Joe Manchin wrecked Biden's economic agenda last year. He ended up saving a lot of it in the last month.
Manchin signed onto the largest climate bill that Congress ever put together after blocking the Democratic agenda for months.That quip from Rep. Alexandria Ocasio Cortez of New York in early March summed up the depth of Democratic frustration with perhaps its most stubborn member: Sen. Joe Manchin of West Virginia. As winter turned to spring, Democrats were rudderless. Their economic agenda was shattered and they hadn't truly begun sorting through the wreckage of their Build Back Better plan. Russian troops pouring into Ukraine sent gas prices soaring, compounding their political problems.
The 1% tax on share buybacks is seen as unlikely to dull the appeal of share repurchases by many large companies, while other results may be tougher to see, like the potential bottom-line drag from the new minimum 15% corporate tax rate.
Goldman Sachs analysts have said the minimum tax and buybacks would decrease S&P earnings per share by 1.5% on the whole, but the declines could be deeper in sectors such as healthcare and information technology.
The Internal Revenue Service will receive $80 billion in new funding over a decade. But some tax experts have wondered how far the money will go toward making a difference at the backlogged and beleaguered agency.
In a late twist as the bill was being voted on in the Senate, private-equity firms escaped facing tens of billions of dollars in potential tax increases and instead walked away with relief from the new 15% corporate minimum tax.
There are no changes to the $10,000 cap on state and local tax deductions.
Inflation and deficits: Whether the law will live up to its name is a subject of fierce debate. In an analysis released Friday, the Penn Wharton Budget Model found the measure would reduce deficits by $264 billion over a decade. The same study concluded that the impact on inflation is “statistically indistinguishable from zero.”
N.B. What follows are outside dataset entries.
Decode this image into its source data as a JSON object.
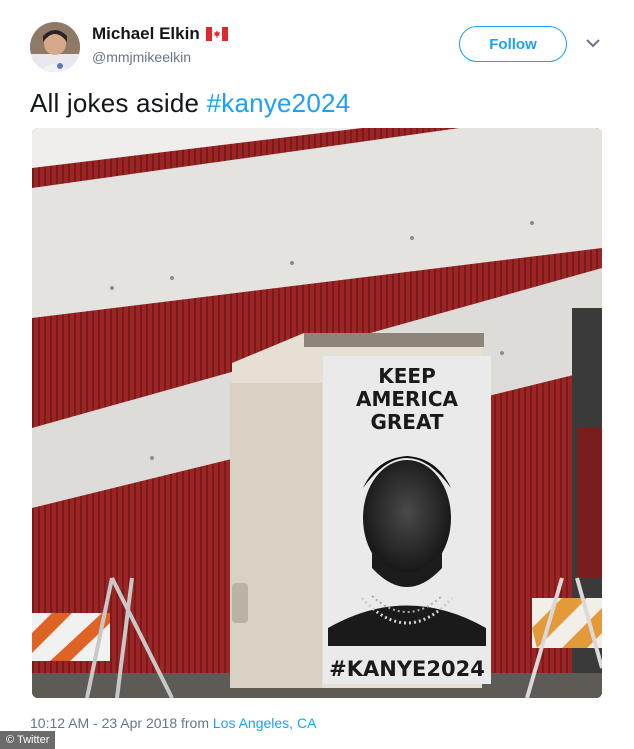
{
  "tweet": {
    "author_name": "Michael Elkin",
    "author_flag": "🇨🇦",
    "author_handle": "@mmjmikeelkin",
    "follow_label": "Follow",
    "text_plain": "All jokes aside",
    "text_hashtag": "#kanye2024",
    "timestamp": "10:12 AM - 23 Apr 2018 from",
    "location": "Los Angeles, CA"
  },
  "photo": {
    "poster_lines": [
      "KEEP",
      "AMERICA",
      "GREAT"
    ],
    "poster_hashtag": "#KANYE2024"
  },
  "credit": "© Twitter",
  "icons": {
    "menu": "chevron-down-icon",
    "flag": "canada-flag-icon"
  },
  "colors": {
    "accent": "#1da1f2",
    "secondary_text": "#657786"
  }
}
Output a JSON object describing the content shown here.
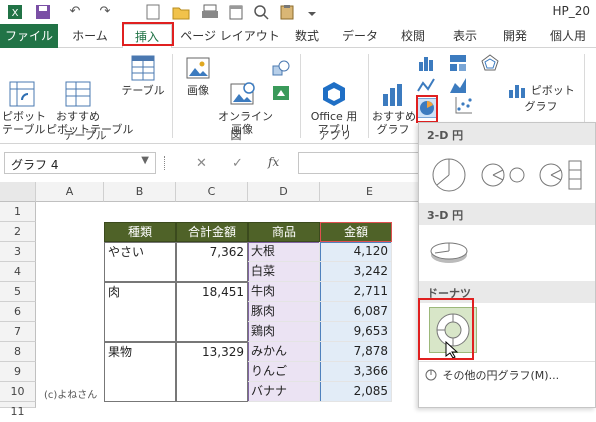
{
  "app": {
    "title": "HP_20"
  },
  "qat": {
    "undo_glyph": "↶",
    "redo_glyph": "↷"
  },
  "tabs": [
    "ファイル",
    "ホーム",
    "挿入",
    "ページ レイアウト",
    "数式",
    "データ",
    "校閲",
    "表示",
    "開発",
    "個人用"
  ],
  "ribbon": {
    "pivot": "ピボット\nテーブル",
    "rec_pivot": "おすすめ\nピボットテーブル",
    "table": "テーブル",
    "group_table": "テーブル",
    "image": "画像",
    "online_image": "オンライン\n画像",
    "group_fig": "図",
    "office_app": "Office 用\nアプリ",
    "group_app": "アプリ",
    "rec_chart": "おすすめ\nグラフ",
    "pivot_chart": "ピボットグラフ"
  },
  "namebox": {
    "value": "グラフ 4",
    "cancel": "✕",
    "enter": "✓",
    "fx": "fx"
  },
  "columns": [
    "A",
    "B",
    "C",
    "D",
    "E"
  ],
  "rows": [
    "1",
    "2",
    "3",
    "4",
    "5",
    "6",
    "7",
    "8",
    "9",
    "10",
    "11"
  ],
  "table": {
    "headers": [
      "種類",
      "合計金額",
      "商品",
      "金額"
    ],
    "groups": [
      {
        "type": "やさい",
        "total": "7,362"
      },
      {
        "type": "肉",
        "total": "18,451"
      },
      {
        "type": "果物",
        "total": "13,329"
      }
    ],
    "items": [
      {
        "name": "大根",
        "amount": "4,120"
      },
      {
        "name": "白菜",
        "amount": "3,242"
      },
      {
        "name": "牛肉",
        "amount": "2,711"
      },
      {
        "name": "豚肉",
        "amount": "6,087"
      },
      {
        "name": "鶏肉",
        "amount": "9,653"
      },
      {
        "name": "みかん",
        "amount": "7,878"
      },
      {
        "name": "りんご",
        "amount": "3,366"
      },
      {
        "name": "バナナ",
        "amount": "2,085"
      }
    ]
  },
  "watermark": "(c)よねさん",
  "gallery": {
    "section_2d": "2-D 円",
    "section_3d": "3-D 円",
    "section_donut": "ドーナツ",
    "more": "その他の円グラフ(M)..."
  },
  "colors": {
    "accent": "#217346",
    "header_fill": "#4f6228",
    "highlight": "#e02020"
  }
}
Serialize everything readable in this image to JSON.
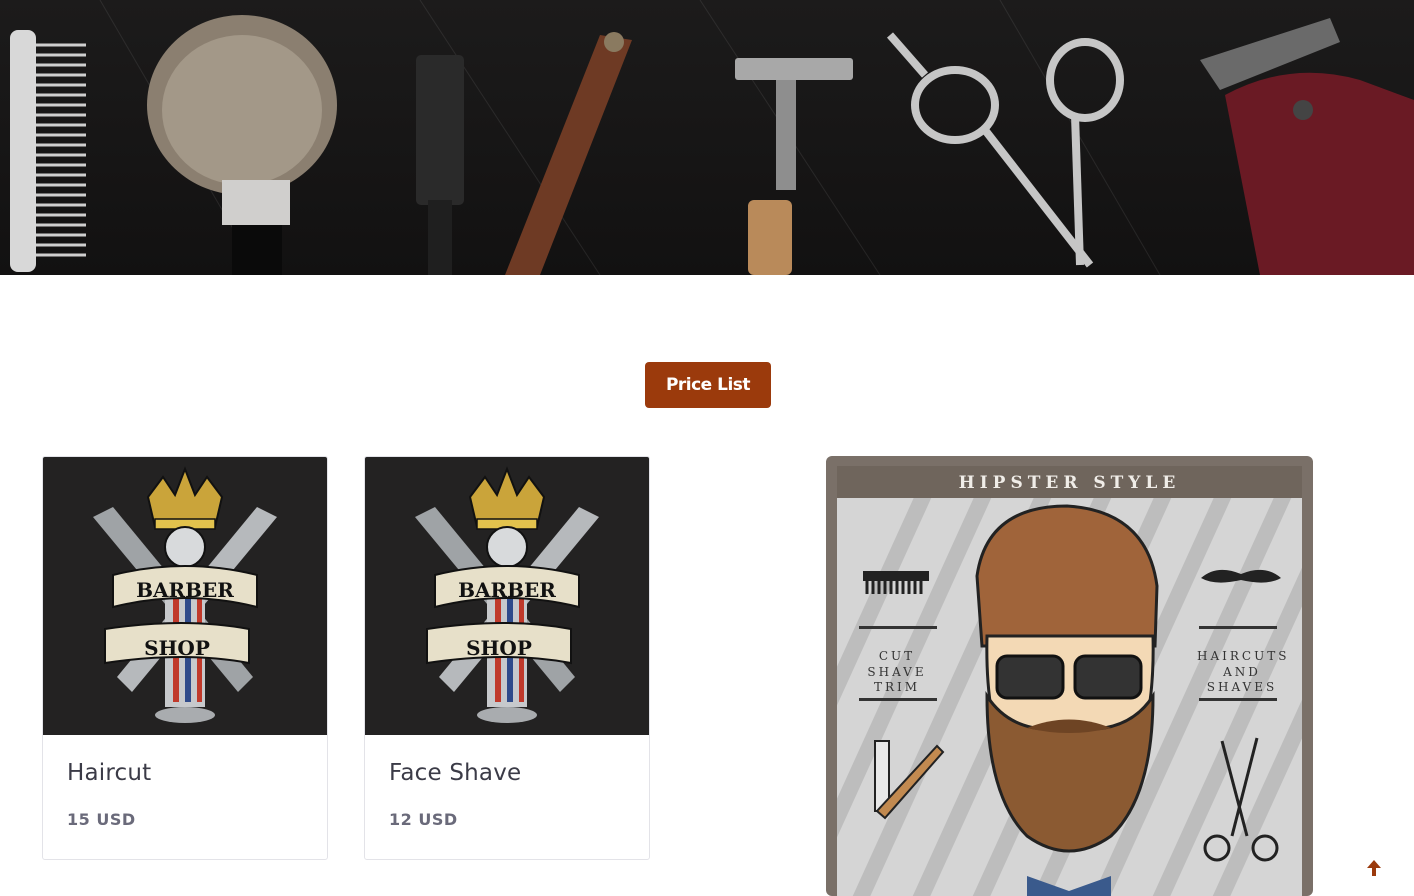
{
  "hero": {
    "tools": [
      "comb-icon",
      "shaving-brush-icon",
      "razor-handle-icon",
      "straight-razor-icon",
      "safety-razor-icon",
      "scissors-icon",
      "hair-clipper-icon"
    ]
  },
  "price_button": {
    "label": "Price List"
  },
  "services": [
    {
      "title": "Haircut",
      "price": "15 USD",
      "logo_text": [
        "BARBER",
        "SHOP"
      ]
    },
    {
      "title": "Face Shave",
      "price": "12 USD",
      "logo_text": [
        "BARBER",
        "SHOP"
      ]
    }
  ],
  "poster": {
    "title": "HIPSTER STYLE",
    "left_text": [
      "CUT",
      "SHAVE",
      "TRIM"
    ],
    "right_text": [
      "HAIRCUTS",
      "AND",
      "SHAVES"
    ]
  },
  "colors": {
    "accent": "#9b3a0c",
    "hero_bg": "#161515",
    "card_border": "#e3e3e8"
  }
}
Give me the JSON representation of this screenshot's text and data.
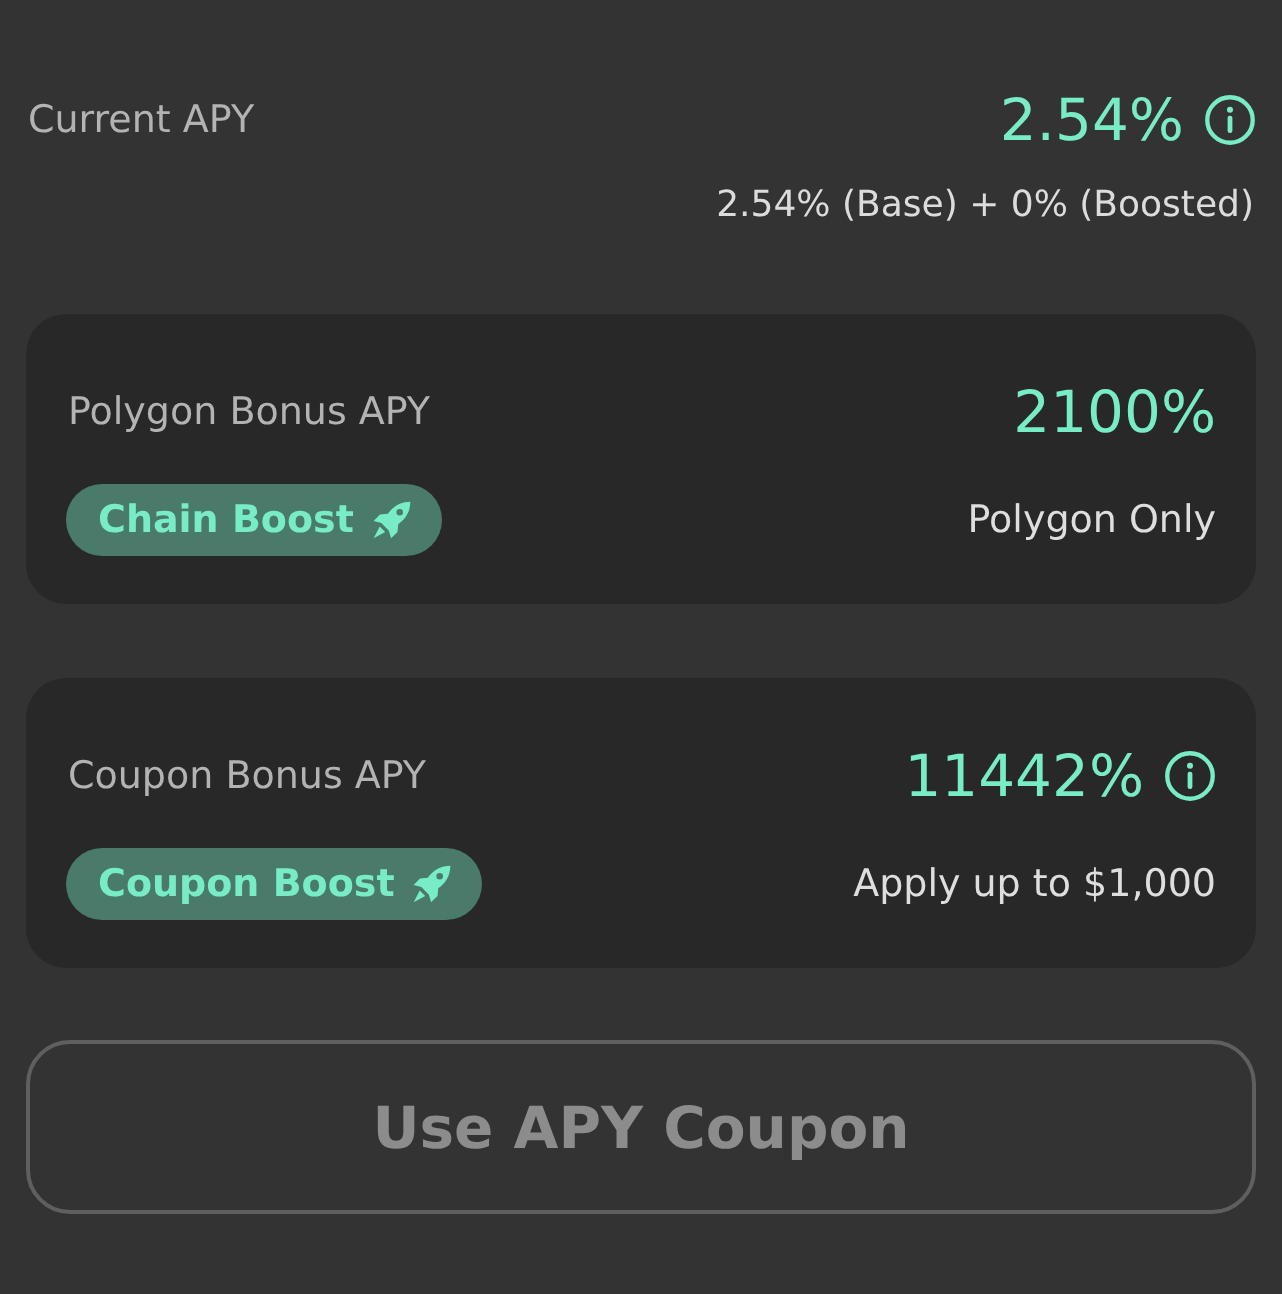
{
  "current_apy": {
    "label": "Current APY",
    "value": "2.54%",
    "info_icon": true,
    "breakdown": "2.54% (Base) + 0% (Boosted)"
  },
  "bonus_cards": [
    {
      "label": "Polygon Bonus APY",
      "value": "2100%",
      "info_icon": false,
      "badge": "Chain Boost",
      "note": "Polygon Only"
    },
    {
      "label": "Coupon Bonus APY",
      "value": "11442%",
      "info_icon": true,
      "badge": "Coupon Boost",
      "note": "Apply up to $1,000"
    }
  ],
  "action_button": {
    "label": "Use APY Coupon",
    "disabled": true
  }
}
Others, including former Treasury Secretary Larry Summers, see the IRA doing its job.
“The tendency of this bill will be to reduce inflation, because over time it reduces demand by bringing down budget deficits,” Summers, critical through much of the past year of his fellow Democrats’ approach to arresting inflationary pressures. told the Harvard Gazette.